Instructions for the task => Each record that follows is to be duplicated exactly, though its pictures are not.

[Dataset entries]
══════════════════════════════
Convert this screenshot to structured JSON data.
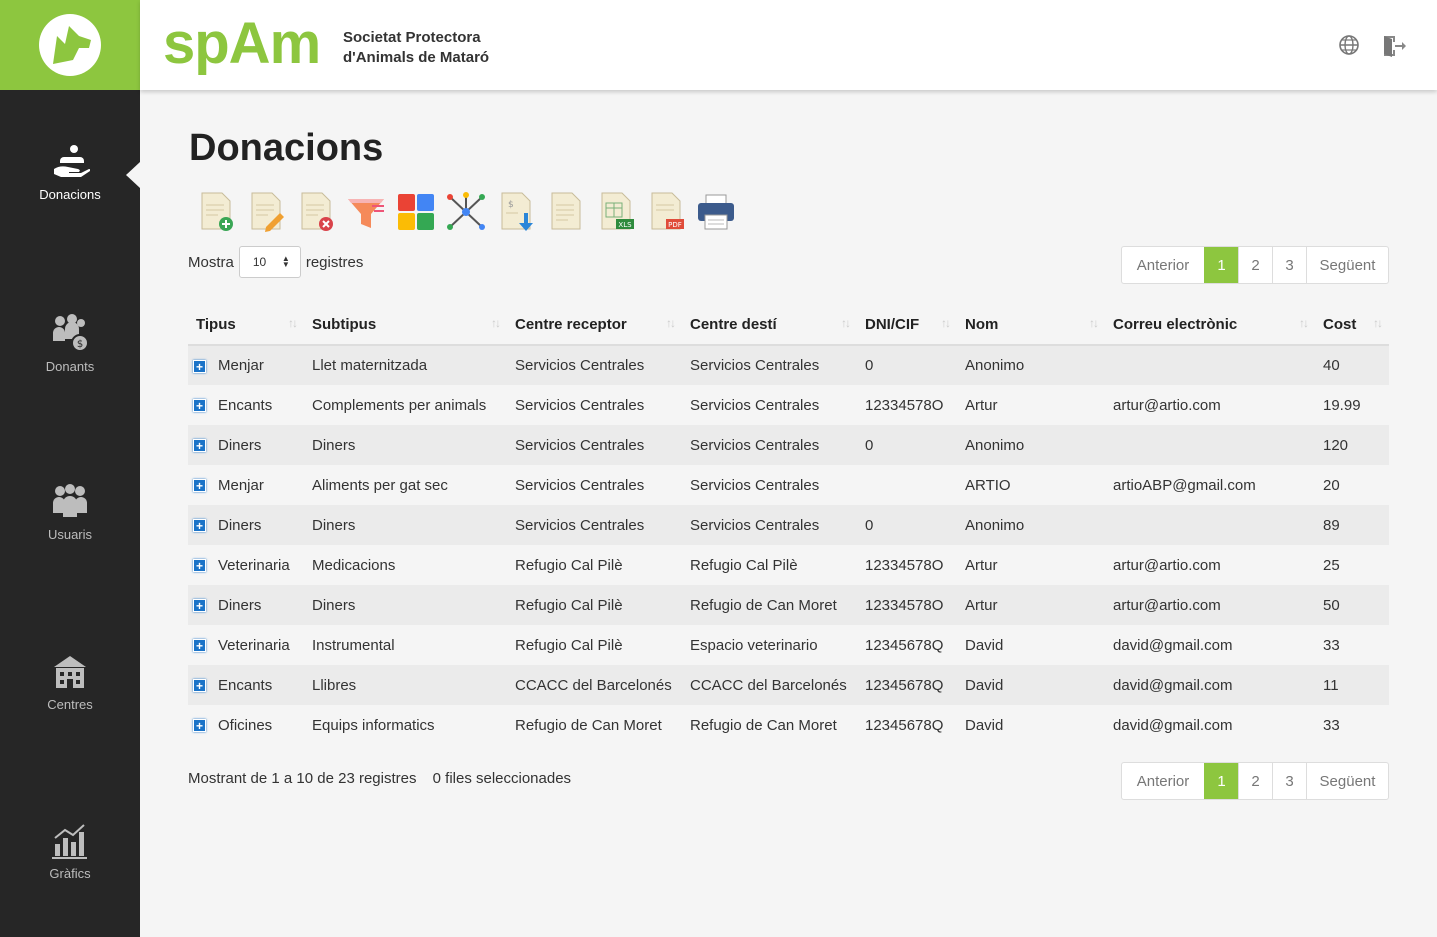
{
  "brand": {
    "name": "spAm",
    "sub1": "Societat Protectora",
    "sub2": "d'Animals de Mataró"
  },
  "sidebar": {
    "items": [
      {
        "label": "Donacions",
        "icon": "donation-hand-icon",
        "active": true
      },
      {
        "label": "Donants",
        "icon": "donors-icon"
      },
      {
        "label": "Usuaris",
        "icon": "users-icon"
      },
      {
        "label": "Centres",
        "icon": "building-icon"
      },
      {
        "label": "Gràfics",
        "icon": "bar-chart-icon"
      }
    ]
  },
  "header": {
    "icons": [
      "globe-icon",
      "logout-icon"
    ]
  },
  "page": {
    "title": "Donacions"
  },
  "toolbar": {
    "buttons": [
      "add-document-icon",
      "edit-document-icon",
      "delete-document-icon",
      "filter-icon",
      "color-grid-icon",
      "network-icon",
      "import-document-icon",
      "document-icon",
      "xls-export-icon",
      "pdf-export-icon",
      "print-icon"
    ]
  },
  "length": {
    "prefix": "Mostra",
    "value": "10",
    "suffix": "registres"
  },
  "pager": {
    "prev": "Anterior",
    "pages": [
      "1",
      "2",
      "3"
    ],
    "next": "Següent",
    "active": "1",
    "accent": "#8dc63f"
  },
  "table": {
    "columns": [
      "Tipus",
      "Subtipus",
      "Centre receptor",
      "Centre destí",
      "DNI/CIF",
      "Nom",
      "Correu electrònic",
      "Cost"
    ],
    "rows": [
      [
        "Menjar",
        "Llet maternitzada",
        "Servicios Centrales",
        "Servicios Centrales",
        "0",
        "Anonimo",
        "",
        "40"
      ],
      [
        "Encants",
        "Complements per animals",
        "Servicios Centrales",
        "Servicios Centrales",
        "12334578O",
        "Artur",
        "artur@artio.com",
        "19.99"
      ],
      [
        "Diners",
        "Diners",
        "Servicios Centrales",
        "Servicios Centrales",
        "0",
        "Anonimo",
        "",
        "120"
      ],
      [
        "Menjar",
        "Aliments per gat sec",
        "Servicios Centrales",
        "Servicios Centrales",
        "",
        "ARTIO",
        "artioABP@gmail.com",
        "20"
      ],
      [
        "Diners",
        "Diners",
        "Servicios Centrales",
        "Servicios Centrales",
        "0",
        "Anonimo",
        "",
        "89"
      ],
      [
        "Veterinaria",
        "Medicacions",
        "Refugio Cal Pilè",
        "Refugio Cal Pilè",
        "12334578O",
        "Artur",
        "artur@artio.com",
        "25"
      ],
      [
        "Diners",
        "Diners",
        "Refugio Cal Pilè",
        "Refugio de Can Moret",
        "12334578O",
        "Artur",
        "artur@artio.com",
        "50"
      ],
      [
        "Veterinaria",
        "Instrumental",
        "Refugio Cal Pilè",
        "Espacio veterinario",
        "12345678Q",
        "David",
        "david@gmail.com",
        "33"
      ],
      [
        "Encants",
        "Llibres",
        "CCACC del Barcelonés",
        "CCACC del Barcelonés",
        "12345678Q",
        "David",
        "david@gmail.com",
        "11"
      ],
      [
        "Oficines",
        "Equips informatics",
        "Refugio de Can Moret",
        "Refugio de Can Moret",
        "12345678Q",
        "David",
        "david@gmail.com",
        "33"
      ]
    ]
  },
  "info": {
    "showing": "Mostrant de 1 a 10 de 23 registres",
    "selected": "0 files seleccionades"
  }
}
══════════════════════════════
Exercise response =>
Convert this screenshot to structured JSON data.
{
  "brand": {
    "name": "spAm",
    "sub1": "Societat Protectora",
    "sub2": "d'Animals de Mataró"
  },
  "sidebar": {
    "items": [
      {
        "label": "Donacions",
        "icon": "donation-hand-icon",
        "active": true
      },
      {
        "label": "Donants",
        "icon": "donors-icon"
      },
      {
        "label": "Usuaris",
        "icon": "users-icon"
      },
      {
        "label": "Centres",
        "icon": "building-icon"
      },
      {
        "label": "Gràfics",
        "icon": "bar-chart-icon"
      }
    ]
  },
  "header": {
    "icons": [
      "globe-icon",
      "logout-icon"
    ]
  },
  "page": {
    "title": "Donacions"
  },
  "toolbar": {
    "buttons": [
      "add-document-icon",
      "edit-document-icon",
      "delete-document-icon",
      "filter-icon",
      "color-grid-icon",
      "network-icon",
      "import-document-icon",
      "document-icon",
      "xls-export-icon",
      "pdf-export-icon",
      "print-icon"
    ]
  },
  "length": {
    "prefix": "Mostra",
    "value": "10",
    "suffix": "registres"
  },
  "pager": {
    "prev": "Anterior",
    "pages": [
      "1",
      "2",
      "3"
    ],
    "next": "Següent",
    "active": "1",
    "accent": "#8dc63f"
  },
  "table": {
    "columns": [
      "Tipus",
      "Subtipus",
      "Centre receptor",
      "Centre destí",
      "DNI/CIF",
      "Nom",
      "Correu electrònic",
      "Cost"
    ],
    "rows": [
      [
        "Menjar",
        "Llet maternitzada",
        "Servicios Centrales",
        "Servicios Centrales",
        "0",
        "Anonimo",
        "",
        "40"
      ],
      [
        "Encants",
        "Complements per animals",
        "Servicios Centrales",
        "Servicios Centrales",
        "12334578O",
        "Artur",
        "artur@artio.com",
        "19.99"
      ],
      [
        "Diners",
        "Diners",
        "Servicios Centrales",
        "Servicios Centrales",
        "0",
        "Anonimo",
        "",
        "120"
      ],
      [
        "Menjar",
        "Aliments per gat sec",
        "Servicios Centrales",
        "Servicios Centrales",
        "",
        "ARTIO",
        "artioABP@gmail.com",
        "20"
      ],
      [
        "Diners",
        "Diners",
        "Servicios Centrales",
        "Servicios Centrales",
        "0",
        "Anonimo",
        "",
        "89"
      ],
      [
        "Veterinaria",
        "Medicacions",
        "Refugio Cal Pilè",
        "Refugio Cal Pilè",
        "12334578O",
        "Artur",
        "artur@artio.com",
        "25"
      ],
      [
        "Diners",
        "Diners",
        "Refugio Cal Pilè",
        "Refugio de Can Moret",
        "12334578O",
        "Artur",
        "artur@artio.com",
        "50"
      ],
      [
        "Veterinaria",
        "Instrumental",
        "Refugio Cal Pilè",
        "Espacio veterinario",
        "12345678Q",
        "David",
        "david@gmail.com",
        "33"
      ],
      [
        "Encants",
        "Llibres",
        "CCACC del Barcelonés",
        "CCACC del Barcelonés",
        "12345678Q",
        "David",
        "david@gmail.com",
        "11"
      ],
      [
        "Oficines",
        "Equips informatics",
        "Refugio de Can Moret",
        "Refugio de Can Moret",
        "12345678Q",
        "David",
        "david@gmail.com",
        "33"
      ]
    ]
  },
  "info": {
    "showing": "Mostrant de 1 a 10 de 23 registres",
    "selected": "0 files seleccionades"
  }
}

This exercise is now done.